New Jersey Gov. Chris Christie’s (R) spokesman is scheduled to testify Tuesday in front of a state legislative committee investigating the lane closures on the George Washington Bridge.
The closures created traffic jams in Fort Lee, N.J., and the panel is investigating whether they were closed as an act of political retribution against a mayor who didn't endorse Christie for reelection.
Earlier documents have made that link, leading Christie to apologize and to fire a deputy chief of staff. The controversy has damaged Christie's White House prospects.
Some documents connected Drewniak to David Wildstein, a former Port Authority of New York and New Jersey official who orchestrated the closures and ultimately resigned after his role in the closures became public.
Emails show Drewniak helped Wildstein coordinate responses to media inquiries about the closures and subsequent gridlock, and that Drewniak had dinner with Wildstein the night before he resigned and gave him advice on his situation.
In addition to the legislative probe, a federal criminal investigation is underway, and Drewniak’s attorney acknowledged he testified in front of a federal grand jury in April.
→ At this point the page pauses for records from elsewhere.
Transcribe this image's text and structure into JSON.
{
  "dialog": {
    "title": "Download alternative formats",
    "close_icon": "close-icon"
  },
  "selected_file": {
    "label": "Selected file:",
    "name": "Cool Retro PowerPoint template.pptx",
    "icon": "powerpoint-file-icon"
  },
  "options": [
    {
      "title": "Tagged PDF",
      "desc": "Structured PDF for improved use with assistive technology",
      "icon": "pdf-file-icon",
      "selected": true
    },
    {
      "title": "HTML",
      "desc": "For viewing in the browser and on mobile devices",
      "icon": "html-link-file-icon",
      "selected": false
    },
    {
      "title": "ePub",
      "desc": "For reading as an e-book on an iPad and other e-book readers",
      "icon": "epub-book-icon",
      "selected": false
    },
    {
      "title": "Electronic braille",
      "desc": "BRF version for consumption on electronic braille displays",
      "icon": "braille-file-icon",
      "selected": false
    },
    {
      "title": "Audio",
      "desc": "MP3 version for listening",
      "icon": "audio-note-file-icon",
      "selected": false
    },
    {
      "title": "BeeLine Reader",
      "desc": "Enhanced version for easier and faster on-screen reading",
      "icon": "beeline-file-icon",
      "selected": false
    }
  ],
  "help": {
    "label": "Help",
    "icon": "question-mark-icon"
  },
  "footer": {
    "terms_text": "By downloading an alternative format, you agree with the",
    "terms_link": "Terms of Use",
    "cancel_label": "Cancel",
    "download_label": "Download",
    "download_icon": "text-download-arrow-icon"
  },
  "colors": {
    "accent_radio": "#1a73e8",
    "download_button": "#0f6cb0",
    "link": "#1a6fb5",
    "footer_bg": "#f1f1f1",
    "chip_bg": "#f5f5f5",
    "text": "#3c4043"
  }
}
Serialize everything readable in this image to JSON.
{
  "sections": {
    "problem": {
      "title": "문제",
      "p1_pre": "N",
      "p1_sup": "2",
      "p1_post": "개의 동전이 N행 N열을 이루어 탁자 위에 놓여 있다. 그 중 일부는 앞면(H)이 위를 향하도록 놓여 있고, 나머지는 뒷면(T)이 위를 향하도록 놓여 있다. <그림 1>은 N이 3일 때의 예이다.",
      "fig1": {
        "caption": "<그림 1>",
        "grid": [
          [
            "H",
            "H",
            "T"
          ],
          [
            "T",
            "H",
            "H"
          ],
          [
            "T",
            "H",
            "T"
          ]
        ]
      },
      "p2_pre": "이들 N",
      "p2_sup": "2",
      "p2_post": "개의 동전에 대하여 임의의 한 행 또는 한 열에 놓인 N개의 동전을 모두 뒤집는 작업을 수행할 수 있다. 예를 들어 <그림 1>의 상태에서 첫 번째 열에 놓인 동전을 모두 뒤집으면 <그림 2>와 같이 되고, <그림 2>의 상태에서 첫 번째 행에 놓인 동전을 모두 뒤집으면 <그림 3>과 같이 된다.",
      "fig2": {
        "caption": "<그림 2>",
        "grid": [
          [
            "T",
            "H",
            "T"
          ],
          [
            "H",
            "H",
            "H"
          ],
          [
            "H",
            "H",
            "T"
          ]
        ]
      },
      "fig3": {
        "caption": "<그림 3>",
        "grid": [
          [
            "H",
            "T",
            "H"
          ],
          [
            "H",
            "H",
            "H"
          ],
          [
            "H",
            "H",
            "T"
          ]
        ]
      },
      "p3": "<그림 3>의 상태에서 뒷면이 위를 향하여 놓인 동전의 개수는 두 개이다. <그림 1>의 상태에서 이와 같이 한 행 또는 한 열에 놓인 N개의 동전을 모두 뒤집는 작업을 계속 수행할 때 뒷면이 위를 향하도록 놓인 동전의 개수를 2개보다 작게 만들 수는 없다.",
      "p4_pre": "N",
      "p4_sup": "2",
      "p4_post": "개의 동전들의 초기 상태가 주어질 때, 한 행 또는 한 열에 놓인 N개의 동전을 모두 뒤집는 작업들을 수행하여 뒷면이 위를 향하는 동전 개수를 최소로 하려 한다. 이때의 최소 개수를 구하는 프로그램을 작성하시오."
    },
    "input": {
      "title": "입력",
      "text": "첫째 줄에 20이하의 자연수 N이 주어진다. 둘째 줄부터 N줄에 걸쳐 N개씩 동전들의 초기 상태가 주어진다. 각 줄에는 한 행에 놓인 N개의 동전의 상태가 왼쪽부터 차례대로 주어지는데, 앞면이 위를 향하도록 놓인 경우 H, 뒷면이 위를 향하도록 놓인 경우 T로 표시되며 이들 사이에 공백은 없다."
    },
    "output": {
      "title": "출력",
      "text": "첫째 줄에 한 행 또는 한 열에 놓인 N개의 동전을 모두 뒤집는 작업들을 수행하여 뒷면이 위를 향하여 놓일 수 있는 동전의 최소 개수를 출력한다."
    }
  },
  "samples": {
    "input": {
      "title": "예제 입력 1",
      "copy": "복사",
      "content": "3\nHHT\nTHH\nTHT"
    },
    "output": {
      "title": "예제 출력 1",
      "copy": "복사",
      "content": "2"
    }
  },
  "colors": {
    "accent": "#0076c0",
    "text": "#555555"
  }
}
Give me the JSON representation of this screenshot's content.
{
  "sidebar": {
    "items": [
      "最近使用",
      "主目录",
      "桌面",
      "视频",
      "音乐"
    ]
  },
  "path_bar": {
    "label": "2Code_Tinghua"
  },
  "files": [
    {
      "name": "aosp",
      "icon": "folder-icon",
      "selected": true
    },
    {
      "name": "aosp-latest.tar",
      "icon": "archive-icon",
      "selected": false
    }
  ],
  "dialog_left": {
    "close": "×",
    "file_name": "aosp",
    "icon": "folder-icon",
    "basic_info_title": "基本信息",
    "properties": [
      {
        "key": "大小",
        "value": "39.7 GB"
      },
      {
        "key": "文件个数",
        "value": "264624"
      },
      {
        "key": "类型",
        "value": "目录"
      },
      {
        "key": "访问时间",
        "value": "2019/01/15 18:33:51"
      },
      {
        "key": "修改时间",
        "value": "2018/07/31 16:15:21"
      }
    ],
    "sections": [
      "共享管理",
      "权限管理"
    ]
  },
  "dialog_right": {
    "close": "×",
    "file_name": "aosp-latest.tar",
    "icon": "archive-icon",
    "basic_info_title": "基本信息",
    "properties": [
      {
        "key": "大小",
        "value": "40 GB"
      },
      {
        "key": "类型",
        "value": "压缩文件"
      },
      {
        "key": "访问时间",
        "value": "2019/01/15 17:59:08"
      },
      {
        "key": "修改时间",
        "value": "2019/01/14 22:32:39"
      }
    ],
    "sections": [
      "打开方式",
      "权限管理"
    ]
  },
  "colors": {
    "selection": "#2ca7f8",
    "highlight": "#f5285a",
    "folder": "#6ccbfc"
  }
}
Drewniak has not been accused of any role in the closures, and a report issued by a law firm hired by Christie to investigate the situation absolved all but Drewniak and Christie’s former deputy chief of staff, Bridget Kelly, of responsibility for the closures. Christie has repeatedly denied any knowledge of the closures.
A former Christie aide, Christina Renna, testified in front of the legislative panel last week and said she believed that Kelly wasn’t ultimately the architect of the scheme.